Optical Measurement of In-plane Waves in Mechanical Metamaterials Through Digital Image Correlation
Time snapshots of the recorded wave motion in the lattice resulting from the DIC process presented at t = 3.78 ms (left) and t = 3.99 ms (right).Horizontal x component (a,b), vertical y component (c,d).
© Copyright Policy - open-access
Related In: Results  -  Collection

License
Show All Figures
getmorefigures.php?uid=PMC5304329&req=5

f5: Time snapshots of the recorded wave motion in the lattice resulting from the DIC process presented at t = 3.78 ms (left) and t = 3.99 ms (right).Horizontal x component (a,b), vertical y component (c,d).
Mentions: The recorded motion of the lattice can be represented in the form of the time snapshots in Fig. 5, where the colour code is associated with the resultant of the in-plane displacement components.

View Article: PubMed Central - PubMed

ABSTRACT

We report on a Digital Image Correlation-based technique for the detection of in-plane elastic waves propagating in structural lattices. The experimental characterization of wave motion in lattice structures is currently of great interest due its relevance to the design of novel mechanical metamaterials with unique/unusual properties such as strongly directional behaviour, negative refractive indexes and topologically protected wave motion. Assessment of these functionalities often requires the detection of highly spatially resolved in-plane wavefields, which for reticulated or porous structural assemblies is an open challenge. A Digital Image Correlation approach is implemented that tracks small displacements of the lattice nodes by centring image subsets about the lattice intersections.

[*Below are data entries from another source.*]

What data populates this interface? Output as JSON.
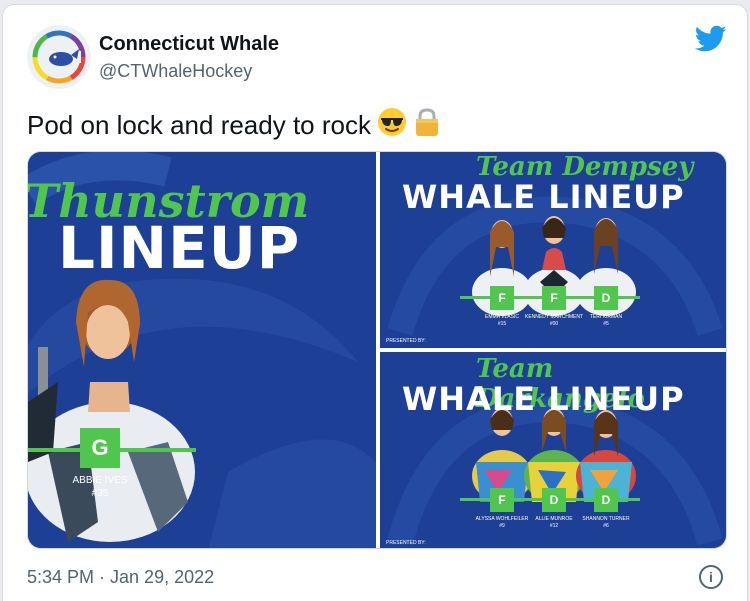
{
  "tweet": {
    "author_name": "Connecticut Whale",
    "author_handle": "@CTWhaleHockey",
    "text": "Pod on lock and ready to rock",
    "emojis": [
      "sunglasses-emoji",
      "lock-emoji"
    ],
    "timestamp": "5:34 PM · Jan 29, 2022",
    "icons": {
      "brand": "twitter-bird-icon",
      "info": "info-icon"
    },
    "brand_color": "#1d9bf0"
  },
  "media": {
    "left_panel": {
      "script_title": "Thunstrom",
      "block_title": "LINEUP",
      "position": "G",
      "player_name": "ABBIE IVES",
      "player_number": "#35"
    },
    "top_right_panel": {
      "script_title": "Team Dempsey",
      "block_title": "WHALE LINEUP",
      "positions": [
        "F",
        "F",
        "D"
      ],
      "players": [
        {
          "name": "EMMA VLASIC",
          "number": "#15"
        },
        {
          "name": "KENNEDY MARCHMENT",
          "number": "#00"
        },
        {
          "name": "TERI KIRMAN",
          "number": "#5"
        }
      ],
      "presented_by": "PRESENTED BY:"
    },
    "bottom_right_panel": {
      "script_title": "Team Darkangelo",
      "block_title": "WHALE LINEUP",
      "positions": [
        "F",
        "D",
        "D"
      ],
      "players": [
        {
          "name": "ALYSSA WOHLFEILER",
          "number": "#9"
        },
        {
          "name": "ALLIE MUNROE",
          "number": "#12"
        },
        {
          "name": "SHANNON TURNER",
          "number": "#6"
        }
      ],
      "presented_by": "PRESENTED BY:"
    },
    "colors": {
      "panel_blue": "#1d3f96",
      "accent_green": "#51c64f"
    }
  }
}
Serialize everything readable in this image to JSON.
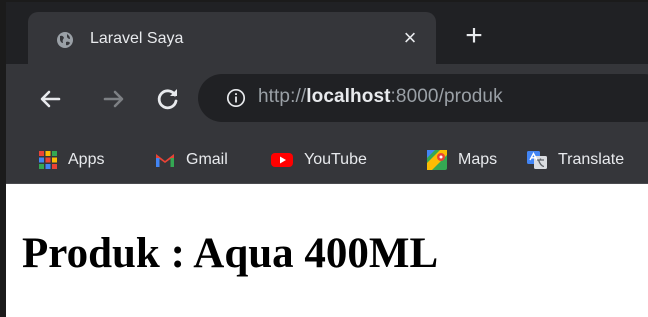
{
  "browser": {
    "tab": {
      "title": "Laravel Saya",
      "close_symbol": "×",
      "favicon": "globe-icon"
    },
    "new_tab_symbol": "+",
    "nav": {
      "back": "arrow-left-icon",
      "forward": "arrow-right-icon",
      "reload": "reload-icon"
    },
    "address": {
      "scheme": "http://",
      "host": "localhost",
      "rest": ":8000/produk",
      "info_icon": "info-icon"
    },
    "bookmarks": [
      {
        "label": "Apps",
        "icon": "apps-grid-icon"
      },
      {
        "label": "Gmail",
        "icon": "gmail-icon"
      },
      {
        "label": "YouTube",
        "icon": "youtube-icon"
      },
      {
        "label": "Maps",
        "icon": "maps-icon"
      },
      {
        "label": "Translate",
        "icon": "translate-icon"
      }
    ]
  },
  "page": {
    "heading": "Produk : Aqua 400ML"
  },
  "colors": {
    "tabstrip": "#202124",
    "toolbar": "#35363a",
    "text_light": "#e8eaed",
    "text_muted": "#9aa0a6"
  }
}
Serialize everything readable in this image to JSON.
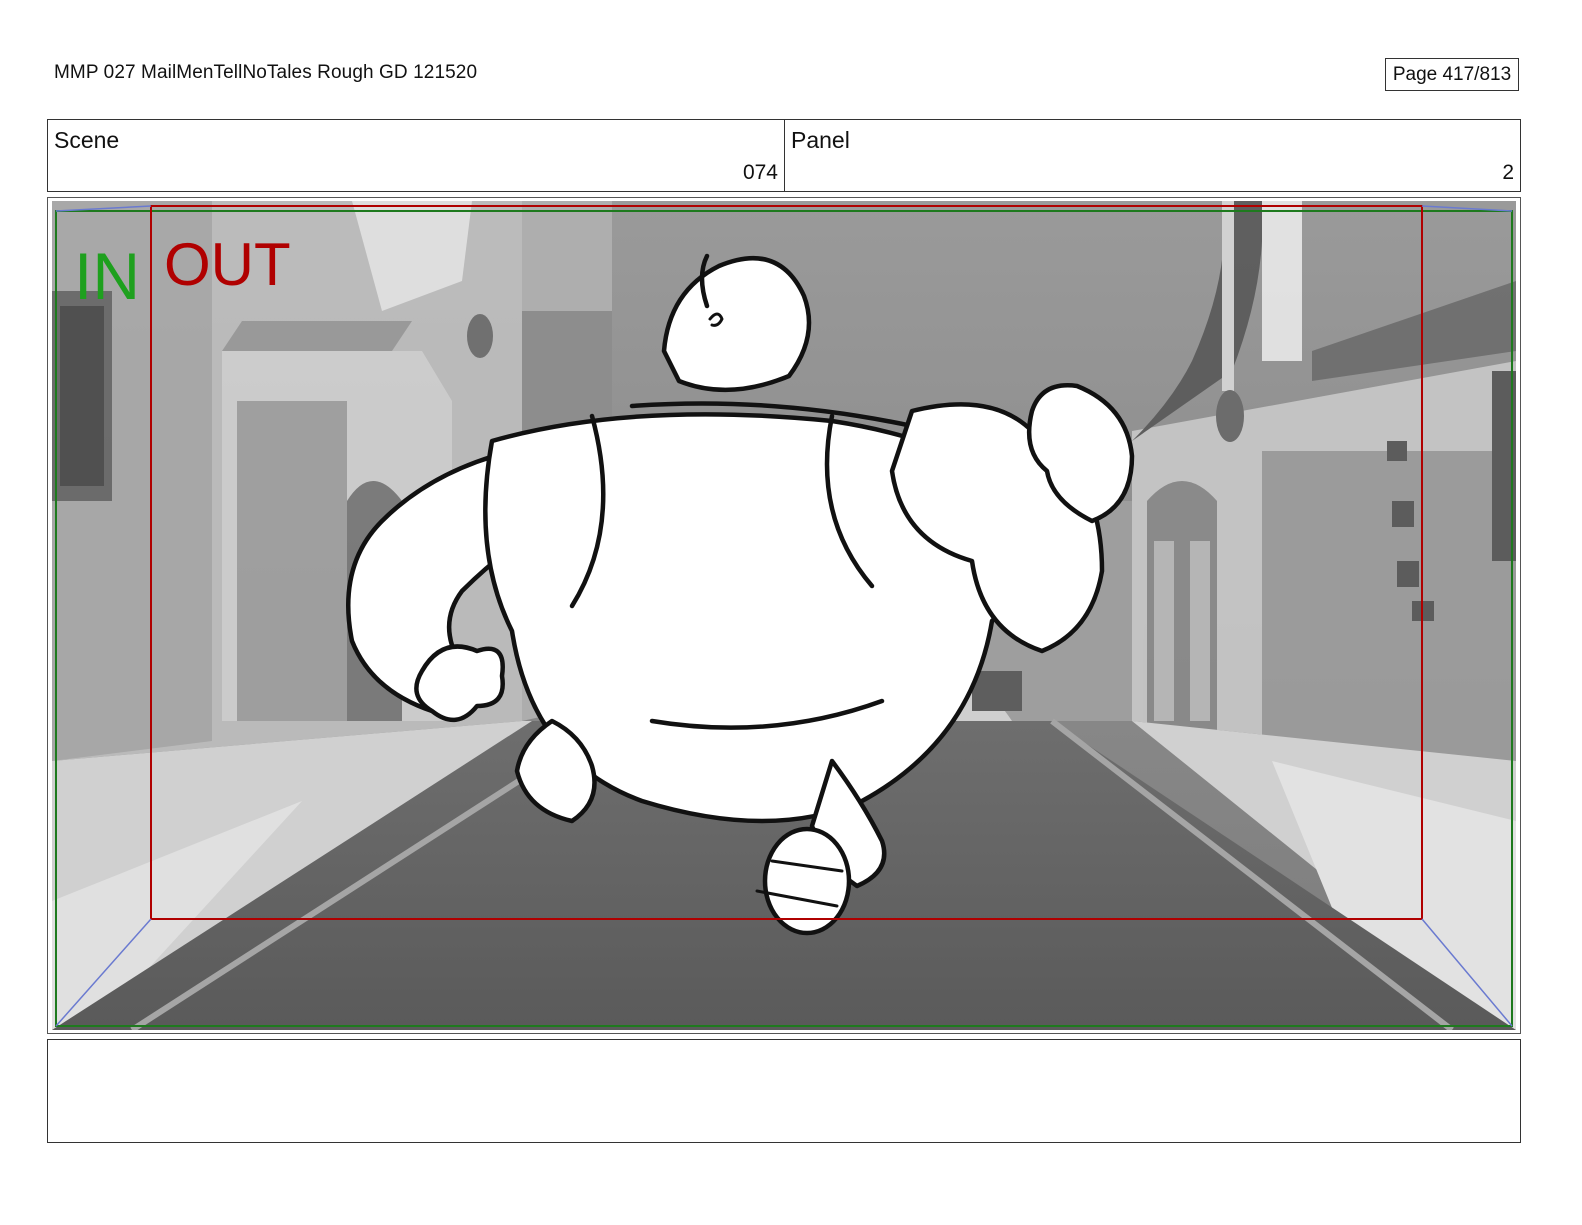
{
  "header": {
    "doc_title": "MMP 027 MailMenTellNoTales Rough GD 121520",
    "page_label": "Page 417/813"
  },
  "info": {
    "scene_label": "Scene",
    "scene_value": "074",
    "panel_label": "Panel",
    "panel_value": "2"
  },
  "frame": {
    "in_label": "IN",
    "out_label": "OUT",
    "in_color": "#1ea01e",
    "out_color": "#b00000"
  },
  "notes": {
    "text": ""
  }
}
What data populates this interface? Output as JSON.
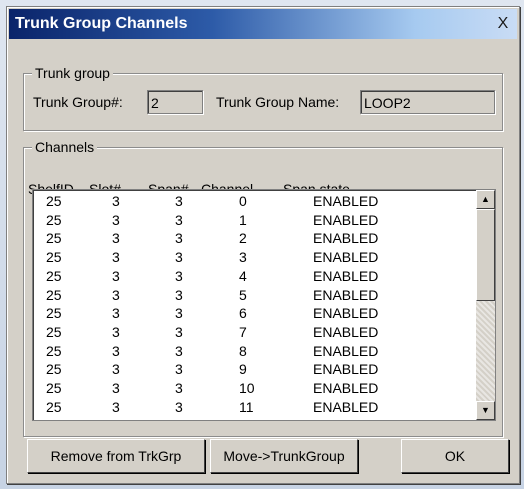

A high speed camera records the motion of the points by properly interleaving subse- quent frames thus artificially enhancing the available sampling rate. This, along with an imaging stitching procedure, enables the capturing of a field of view that is sufficiently large for subsequent processing. The transient response is recorded in the form of the full wavefields, which are processed to unveil features of wave motion in a hexagonal lattice. Time snapshots and frequency contours in the spatial Fourier domain are compared with numerical predictions to illustrate the accuracy of the recorded wavefields.

No MeSH data available.